In reading Steven Engler’s “College system limits strongest friendships” (2/6), I must admit that my first response was one of amusement. My twin sister attends Harvard, and several weeks ago she called me to get some information for an op-ed piece defending her own housing system. The Harvard system has been under attack since the comprehensive Harvard College Curricular Review Report, released in April 2004, included an item recommending that Harvard switch over to Yale-style housing. The debate has raged since then within Cambridge dorm rooms and on the pages of The Harvard Crimson, with strong opinions supporting both systems.
While Engler does mention some criticisms of the Harvard system, he concludes that it is superior because it favors the formation of lasting friendships. These lasting friendships, he says, are the result of the freedom to live with one’s “best friends.” Yet it is precisely the necessity to formally define one’s “best friends” at the end of freshman year that produces the major social flaw in a Harvard-style housing system. Ladies and gentlemen, may I present to you the blocking group.
A blocking group is a group of one to eight freshmen, men and women, who put their names down on a slip of paper declaring that they wish to be in the same college (or “house” as our Cantab brethren refer to them). Each blocking group is randomly sorted into a different house, although if one blockmate has a relative who attended Harvard, there is a chance, not a guarantee, that the group will be put into that relative’s house.
It sounds simple enough, but anyone who has ever had trouble forming a suite at Yale can appreciate that forming a blocking group is 10 times worse. Blocking decisions take on a much greater significance than rooming decisions. These are the people who will comprise your major social group not for one year but for the remainder of your college career. Moreover, you cannot tell someone you do not want to block with her because she is messy, wakes up too early or plays loud music. Blocking groups are based on purely social considerations, so simply put, if you do not want to block with someone, it is because you do not like him as much as you like someone else. The only exception is that since Cantabs tend to think of blocking groups as discrete social units, rather than simply groups of friends, a person might be excluded because she is not good for the overall social dynamic.

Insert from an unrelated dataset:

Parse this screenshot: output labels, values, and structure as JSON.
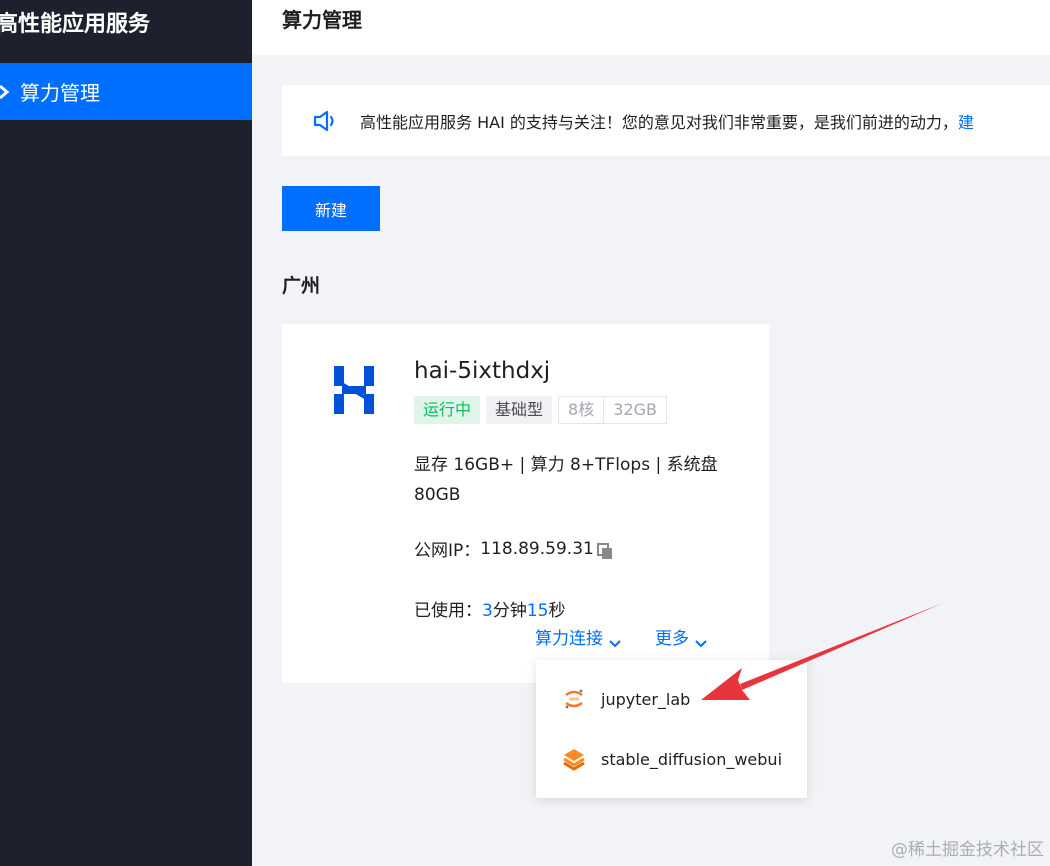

Let us imagine a Harvard-style blocking system introduced at Yale. You arrive in New Haven your freshman year ready to make friends, impress professors, and, who knows, maybe even find your blocking group. You spend your time until January forming friendships (on the Facebook as well as in person), and wondering who among all these people will have the privilege to be your blockmates. In January, your group of 14 friends starts discussing possible blocking combinations. By March you have a blocking group of eight and are not talking to six of your formerly “best” friends. By April you are proud new members of Calhoun College.
You may think that the worst of the blocking saga is over, but in truth, it has only just begun. What if you find that the bonds you formed during Directed Studies or freshman orgo do not hold up once you start getting adequate amounts of sleep? What if the two blockmates who were romantically attached split up, splitting the group at the same time? What if you find that as you grow and mature, your friendships change, and not necessarily for the better?
A Harvard-style system puts enormous significance on the relationships formed in the first seven months of college, and establishes a social order based not on colleges but on blocking groups. As Adam Goldenberg pointed out in a Crimson opinion piece, “Upperclassmen have no reason or incentive to venture out of their blocking groups to interact with their Housemates and, as a consequence, few do” (“Blocked Out,” 9/21/05). If you have the opportunity to live, eat, study and sleep with your seven “best friends,” why bother doing so with anyone else? The blocking group becomes the be-all and end-all of social life, and colleges become amalgams of cliquey blocking groups rather than coherent and unified communities.
I do not mean to say that the housing system at Yale is better than that at Harvard. As I noted at the beginning of this column, my sister is a strong supporter of the basic structure of the Harvard system, and the differences between the schools may very well warrant similar differences in their housing systems. But if we want to make an argument for the social possibilities that the Harvard system offers, we must recognize that those possibilities result in a painful and difficult process whose ramifications ultimately limit the ability to meet new people.
Marta Herschkopf is a senior in Calhoun College.